Master Artist Workshops
The Expressions Committee sponsors Zoom Workshops which feature artists in the Kansas City area who share their expertise, techniques and insights to our Expressions Exhibition Artists and the community.
Expressions showcases artists with disabilities, celebrating their abilities and unique talents. Expressions strives to promote artists with disabilities by featuring their work in professionally organized art exhibitions and offering innovative educational and networking workshops that connect them to the broad regional creative community.
As a multi-disciplinary artist my goal is always to move people. I aim to either change their understanding or verify their ideas. Through sculpture, music, photography, murals and illustration, I’ve created a lexicon of symbolism that fits into each medium. My work is political and at the same time very personal. Growing up in a multi-ethnic/racial family in poverty surrounded by folks economically ostracized, I believe I was gifted with a unique empathy. This empathy allows me to find pressure points in society’s psyche, and then exploit those points to challenge deeply held notions. Within my work I include symbols of my mixed heritage and different influences from pop culture, science fiction, and spirituality.
There is a mingling of ideas and subjects that are unexpected in messages of social justice, but make sense in the context I create. In that creation I explore a future and a past rewritten to include people of color as deities and heroes in a very real struggle. I look to expand on my artistic vocabulary and activism in the region and explore the best ways to communicate with people of varying backgrounds by using different mediums. (from chicosierra.com)
On Friday, June 19, 2020 at 6pm, Artist and Disability Rights Activist Kathryne Grimm discussed how to effectively communicate with galleries, how to discuss access needs with a gallery, how to apply for exhibitions, and an introduction in how to plan for an exhibition.
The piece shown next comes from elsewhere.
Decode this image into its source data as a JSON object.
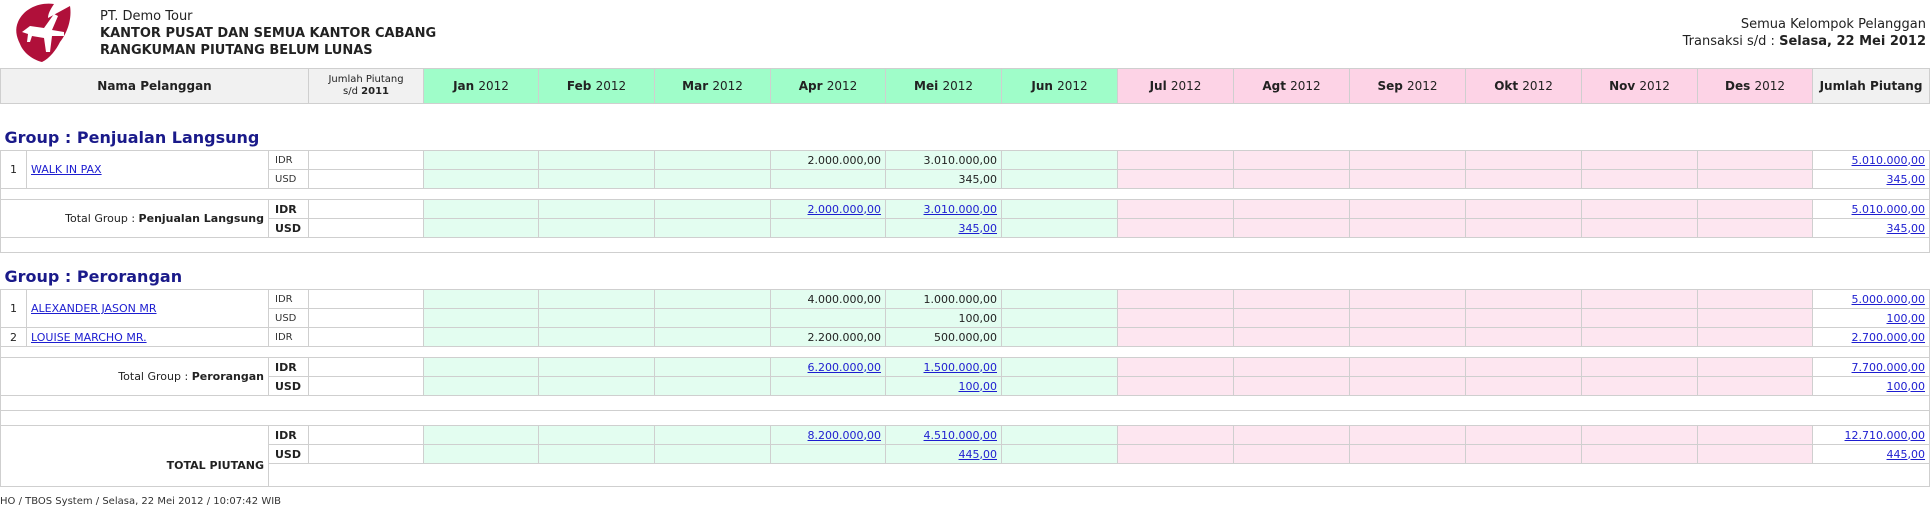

The talk concluded with an artist Q&A.
Kathryne Grimm is an award-winning and nationally exhibited fine art conceptual figurative photographer and queer trans disability activist whose artwork focuses on using femme and non-binary bodies to initiate a dialogue about issues facing the disabled. They were the recent subject of the short documentary “Kathryne: Uncensored” where they discussed accessibility in the arts, and their artwork has been published in various literary journals and art magazines. Kathryne’s activist work has led to numerous lectures and presentations on disability rights and issues facing the disability community, including ableism in media narratives and representation.
They currently sit on the board of the Kansas Disability Caucus and on the Expressions curatorial and organizing committee through The Whole Person as their Disabled Artist Representative. Kathryne’s current activism and art focus is breaking down the barriers of how disabled bodies are viewed in contemporary art and in society, bringing awareness to the lack of accessibility within the Kansas City arts scene, and discussing the intersection of Domestic Violence, Disability, and Queerness. They currently reside in Kansas City in a very dark and Edwardian-inspired apartment with their elementary school aged child and an apocalypse-ready sized stash of green tea.
Margaret Kinkeade hosted a Zoom presentation on May 30, 2020 from 1pm-3pm from her home studio. She began the presentation with a short introduction about her personal and educational background as well as how she ended up in Kansas City and what her practice looks like these days. Her demonstration focused around making a hand-built mug and will include using paper templates, slab construction, handle making and attachment. She also included a discussion on her surface patterns and methods which include mishima and sgraffito techniques.
Margaret Kinkeade completed her BFA in Printmaking at the University of Oklahoma and then went on to earn her MFA in Ceramics from Pennsylvania State University. Margaret’s studio practice focuses on collections, community, and objects of the American craft tradition through hand built ceramic objects. She encourages her students to experiment, discover and push their material to best explore their own narratives. She believes that when makers pull inspiration from as many areas of experience, history and thought as possible they are better able to construct objects that speak to others while speaking of themselves.